Now that I've covered my approach to flies and tackle let's consider the actual stream strategy.  The low flows of this time of year mean that I have to give more than fleeting thought to how best to approach sipping trout.  While I don't want to put myself into a position to be seen by the fish I have to be just as conscious of where the sun casts my shadow.  These fish are always on the alert for predators and I definitely fall into that category.

As soon as I place a foot into the water I watch the wake move out across, down and upstream.  It's unavoidable.  The only way I know to keep my wake to a minimum is to move slowly.  The slower the current the slower I move to get into casting position.  Sometimes no matter how slow I move it's still too much and those smutting rises I'm focusing on just stop.  When this happens I keep going, get into position and hope the fish resume feeding.  Sometimes they do ... and sometimes they don't.  It's the old adage "You don't know if you don't try."

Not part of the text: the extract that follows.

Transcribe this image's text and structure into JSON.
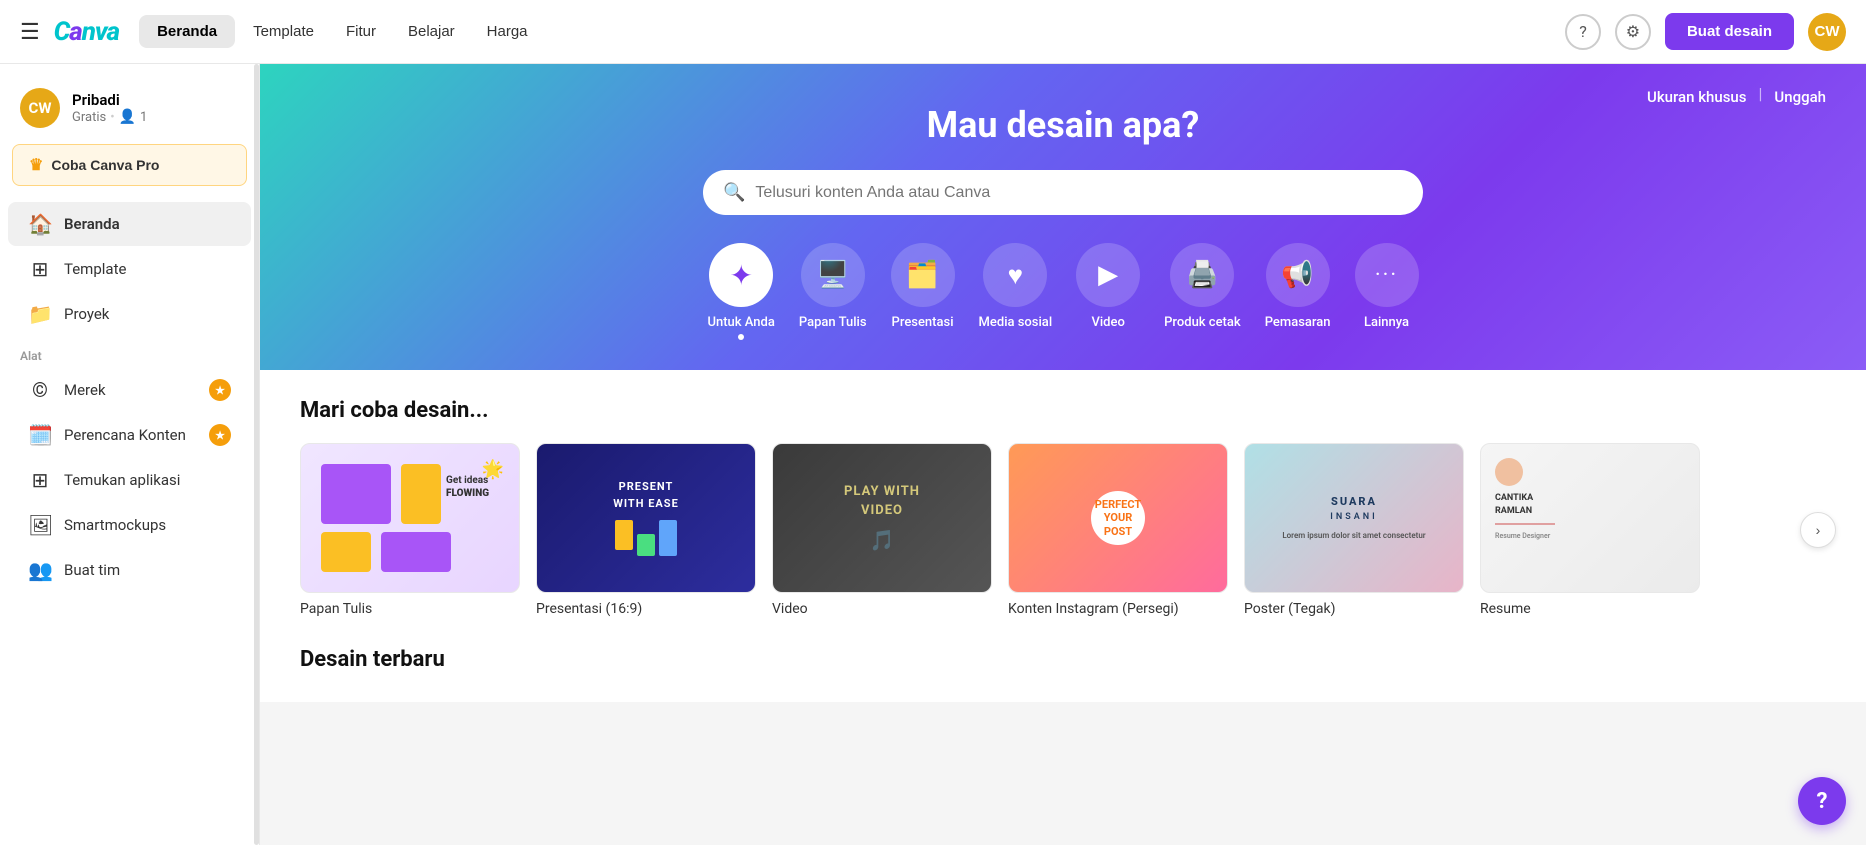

I don't like to present a dry directly upstream from my position.  It's not about spooking the riser and I'm not really that concerned that may happen.  It's more about the real possibility that when the trout commits to taking my fly as it's snout pierces the surface film it will encounter the tippet and push the fly out of the way in the process.  Believe me, it happens!  A cast that presents the fly on an angle to the current in which it's sipping is my preference if I'm casting across or upstream.  Some anglers prefer to present from an upstream position for a downstream presentation and there are many instances I find myself identifying with this crowd.  Anyone willing to label this "the fly first presentation" gets my vote.  

So, now I'm in position.  I know, a general statement like this doesn't tell much so let's get a bit more specific.  If there's any way possible for me to slowly place myself within 30 feet of my target I'll give it a try.  If not, I definitely want to get within no more than 45 feet.  Ultimately conditions dictate how close I can approach the actively feeding fish.  Accuracy is easier at closer range.

I'm seeing a few to several subtle smutters within casting distance.  What now?  Well, let's look at this as target shooting.  Pick one riser, focus on it and offer the fly.  It's what we do.  After all, I can't make 'em eat it.  It's always very rewarding if the fish takes on the first drift.  If the fish doesn't take the fly I may ask myself if it was refused or just ignored.  Not a question I can answer every time.  Sometimes I watch the trout rise to the fly only to follow it for for a short distance and descend to it's holding position.  That's an obvious refusal and it leads me to believe drag was the culprit.  Cast again, watch the drift, no reaction on the part of the trout.  Repeat, same result.  Just because one fish won't take my fly isn't saying they'll all treat me so badly.  Hey, I've invested a fair bit of time tying a great looking fly.  I'd like to think I'm offering them something they can't refuse but I guess I'd be lying to myself??  Fantasy and reality are somewhat different, after all.  

And then it happens.  My fly arrives right where the trout has been sipping and it's one of those things that's just plain great to watch.  It's sucked into the mouth of a trout and it looked just like all of the other smutting rises - except this time it was my fly.  Yes, I love it!

Some days the odds are in my favor, others not so much.  I'm one to say that trying to figure out what the trout will find acceptable ... well, it's not something I can say with qualified surety I've figured it out.  You see, on the days when the trout make a fool of me I can't say they're doing it intentionally.  While I've thought I caught a glimpse of a trout snickering at me I chalk it up to my mind playing games with me.  And yes, I hate it when it happens.  It ends up being a slightly perverted invitation to come back again and see if the outcome may tilt in my favor next time.







0 Comentarios